These photos illustrate how active forest management can help improve the health of our forests, while protecting our communities from the impacts of devastating wildfires.
Tom Partin from the American Forest Resource Council shared these photos from the Telegraph Project on the Helena-Lewis and Clark National Forest in Montana, which anti-forestry groups have tried to stop through litigation. The project is near some existing homes next to the national forest’s boundary, and there are even some houses inside the forest boundary on lands that are patented mining claims. Part of the purpose for this project has been to reduce wildfire risk in the ever-expanding Wildland-Urban Interface (WUI).

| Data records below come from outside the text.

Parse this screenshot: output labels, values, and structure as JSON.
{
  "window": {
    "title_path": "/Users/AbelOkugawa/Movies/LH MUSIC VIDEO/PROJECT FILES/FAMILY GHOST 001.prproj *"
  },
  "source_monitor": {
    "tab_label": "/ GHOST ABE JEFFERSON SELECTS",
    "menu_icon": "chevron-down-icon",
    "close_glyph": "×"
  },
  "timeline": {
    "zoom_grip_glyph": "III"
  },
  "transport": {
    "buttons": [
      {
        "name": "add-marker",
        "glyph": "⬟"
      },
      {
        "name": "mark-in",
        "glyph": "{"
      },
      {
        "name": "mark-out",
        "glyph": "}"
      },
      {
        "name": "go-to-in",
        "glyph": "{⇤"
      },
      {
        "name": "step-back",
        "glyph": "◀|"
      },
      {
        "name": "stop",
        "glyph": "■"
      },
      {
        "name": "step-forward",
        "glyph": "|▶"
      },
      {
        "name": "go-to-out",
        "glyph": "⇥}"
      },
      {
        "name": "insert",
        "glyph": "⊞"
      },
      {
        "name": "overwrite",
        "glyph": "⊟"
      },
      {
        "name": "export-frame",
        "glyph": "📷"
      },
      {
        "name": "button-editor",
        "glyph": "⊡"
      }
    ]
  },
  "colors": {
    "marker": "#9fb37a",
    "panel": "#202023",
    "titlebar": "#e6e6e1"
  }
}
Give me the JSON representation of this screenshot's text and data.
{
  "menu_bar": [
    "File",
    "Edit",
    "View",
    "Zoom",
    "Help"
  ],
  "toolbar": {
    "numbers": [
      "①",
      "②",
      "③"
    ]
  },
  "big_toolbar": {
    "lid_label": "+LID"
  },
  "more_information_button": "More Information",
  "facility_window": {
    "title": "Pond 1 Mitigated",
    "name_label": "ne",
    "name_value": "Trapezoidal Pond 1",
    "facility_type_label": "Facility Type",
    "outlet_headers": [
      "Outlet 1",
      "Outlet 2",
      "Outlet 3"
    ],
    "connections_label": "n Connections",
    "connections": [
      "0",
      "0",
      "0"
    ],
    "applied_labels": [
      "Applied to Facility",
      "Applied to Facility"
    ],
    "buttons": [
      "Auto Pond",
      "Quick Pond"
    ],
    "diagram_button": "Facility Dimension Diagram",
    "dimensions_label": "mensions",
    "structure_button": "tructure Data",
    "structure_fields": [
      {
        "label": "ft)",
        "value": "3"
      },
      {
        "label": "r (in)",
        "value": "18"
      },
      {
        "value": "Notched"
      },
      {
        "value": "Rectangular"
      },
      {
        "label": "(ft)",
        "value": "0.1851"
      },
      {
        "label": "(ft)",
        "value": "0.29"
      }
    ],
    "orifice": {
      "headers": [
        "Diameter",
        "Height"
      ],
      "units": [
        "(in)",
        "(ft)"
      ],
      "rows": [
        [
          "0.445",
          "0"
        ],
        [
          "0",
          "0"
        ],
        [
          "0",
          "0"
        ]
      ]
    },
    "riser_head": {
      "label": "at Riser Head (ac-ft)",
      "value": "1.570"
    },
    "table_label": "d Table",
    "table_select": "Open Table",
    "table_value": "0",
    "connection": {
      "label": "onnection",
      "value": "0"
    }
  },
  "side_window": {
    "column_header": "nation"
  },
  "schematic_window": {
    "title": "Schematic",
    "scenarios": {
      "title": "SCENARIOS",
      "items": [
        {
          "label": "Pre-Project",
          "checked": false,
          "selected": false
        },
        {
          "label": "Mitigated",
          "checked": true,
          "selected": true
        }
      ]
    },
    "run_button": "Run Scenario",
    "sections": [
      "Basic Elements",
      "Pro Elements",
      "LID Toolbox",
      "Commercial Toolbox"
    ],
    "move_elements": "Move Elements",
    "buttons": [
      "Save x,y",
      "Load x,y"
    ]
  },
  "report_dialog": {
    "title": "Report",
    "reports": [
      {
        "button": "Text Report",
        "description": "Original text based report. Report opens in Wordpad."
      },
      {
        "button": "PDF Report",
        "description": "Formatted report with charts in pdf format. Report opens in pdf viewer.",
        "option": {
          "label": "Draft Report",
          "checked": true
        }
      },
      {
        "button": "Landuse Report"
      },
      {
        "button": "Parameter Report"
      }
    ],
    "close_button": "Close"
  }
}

This area is overgrown with lodgepole pine, with some Douglas-fir. The lodgepole was decimated by the mountain pine beetle starting back around 2010. It’s estimated that 80 to 90 percent of the lodgepole trees were killed during the infestation, and what is left is a sea of grey standing and down lodgepole with some Douglas-fir intermixed.
The National Forest is harvesting the lodgepole to recover the value of the dying and dead trees, as well as to reduce the fuels loading in order to protect homes in the WUI. Wood harvested from the project is utilized to support local jobs and manufacturing. We think you’ll agree the before and after pictures on these units are just stunning.
This sale and many others just like it on Montana’s national forests are the types being litigated, but desperately need to move forward to restore the health of these forests and communities.
This photo shows a thinned stand in the WUI. A mobile home can be seen on the left side of photo with unit on right side.